On March 12th, 1977, Fr Rutilio Grande SJ was brutally gunned down along with his sacristan Manuel Solorzano and young assistant Nelson Lemus.
In murdering Fr Grande, the oppressive Salvadoran regime had taken its savagery to a new level hard to imagine amid the already existing environment of abduction and torture.
Inspired by the social teaching of Vatican II, Fr Grande was a driving force for change in this corrupt and unjust context.
Whether teaching at the seminary, where he met Oscar Romero, or establishing base communities where the marginalised poor could gain the skills, faith and courage to speak out against the military dictatorship, Grande articulated the fact that the Gospels contain a clear social message, what Fr Pedro Arrupe SJ referred to as ‘the preferential option for the poor’.
The influence that the Second Vatican Council had on Grande brought him to see the role of the clergy as accompaniment of the poor in their journey.
Following his work at the seminary, he became the pastor of the parish of Aguilares, a town near his birthplace. Here he worked with the laity to promote lay collaboration in the work of the gospel.
This in turn, fostered a growing awareness among the people of the injustices endemic in their society. Together they looked for opportunities to create a more just, a more Christian world. This threatened the power of the government and the aristocracy.

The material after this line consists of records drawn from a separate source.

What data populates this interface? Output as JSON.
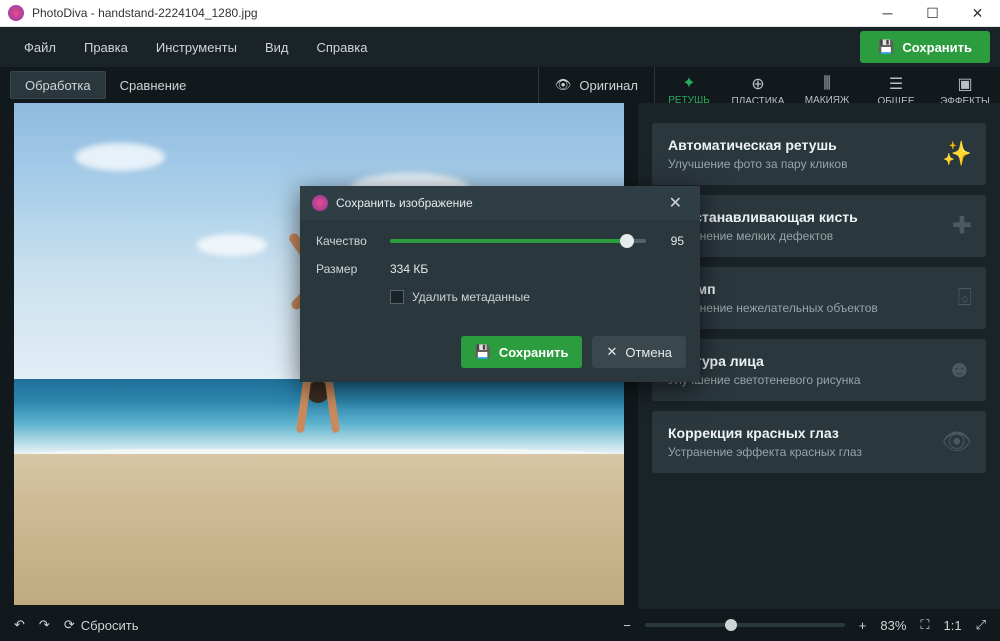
{
  "window": {
    "app_name": "PhotoDiva",
    "file_name": "handstand-2224104_1280.jpg"
  },
  "menu": {
    "items": [
      "Файл",
      "Правка",
      "Инструменты",
      "Вид",
      "Справка"
    ],
    "save_label": "Сохранить"
  },
  "viewtabs": {
    "edit": "Обработка",
    "compare": "Сравнение",
    "original": "Оригинал"
  },
  "tooltabs": [
    {
      "label": "РЕТУШЬ",
      "active": true
    },
    {
      "label": "ПЛАСТИКА",
      "active": false
    },
    {
      "label": "МАКИЯЖ",
      "active": false
    },
    {
      "label": "ОБЩЕЕ",
      "active": false
    },
    {
      "label": "ЭФФЕКТЫ",
      "active": false
    }
  ],
  "panels": [
    {
      "title": "Автоматическая ретушь",
      "desc": "Улучшение фото за пару кликов",
      "icon": "✨"
    },
    {
      "title": "Восстанавливающая кисть",
      "desc": "Устранение мелких дефектов",
      "icon": "✚"
    },
    {
      "title": "Штамп",
      "desc": "Устранение нежелательных объектов",
      "icon": "⌺"
    },
    {
      "title": "Фактура лица",
      "desc": "Улучшение светотеневого рисунка",
      "icon": "☻"
    },
    {
      "title": "Коррекция красных глаз",
      "desc": "Устранение эффекта красных глаз",
      "icon": "👁"
    }
  ],
  "bottombar": {
    "reset": "Сбросить",
    "zoom": "83%",
    "ratio": "1:1"
  },
  "dialog": {
    "title": "Сохранить изображение",
    "quality_label": "Качество",
    "quality_value": "95",
    "size_label": "Размер",
    "size_value": "334 КБ",
    "remove_meta_label": "Удалить метаданные",
    "save": "Сохранить",
    "cancel": "Отмена"
  }
}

In speaking out against the corruption of the regime and on behalf of the dignity of the poor Grande set himself on a collision course with the authorities.
In February 1977 he preached the sermon that would cost him his life. He spoke in honour of Fr Mario Bernal, a Columbian-born priest who had been arrested in El Salvador and deported without being charged.
Grande said: “I am fully aware that very soon the Bible and the Gospels will not be allowed to cross the border.
“All that will reach us will be the covers, since all the pages are subversive…. So that if Jesus crosses the border at Chalatenango, they will not allow him to enter.
“They would accuse him, the man-God, … of being an agitator, of being a …foreigner, who confuses the people with exotic and foreign ideas, anti-democratic ideas…. ideas against God. …they would undoubtedly crucify him again.”
The assassination of Fr Grande was a defining moment in the life of his close friend Oscar Romero.
In this carnage, Romero remembered his origins amongst the poor and gained a new insight into the suffering of the Salvadoran people. He became the voice of the voiceless in large part because he took up the mantel of the pastor from Aguilares.
In due course friendship with Rutilio and with Jesus would also lead Romero to make the ultimate sacrifice for the Salvadoran people.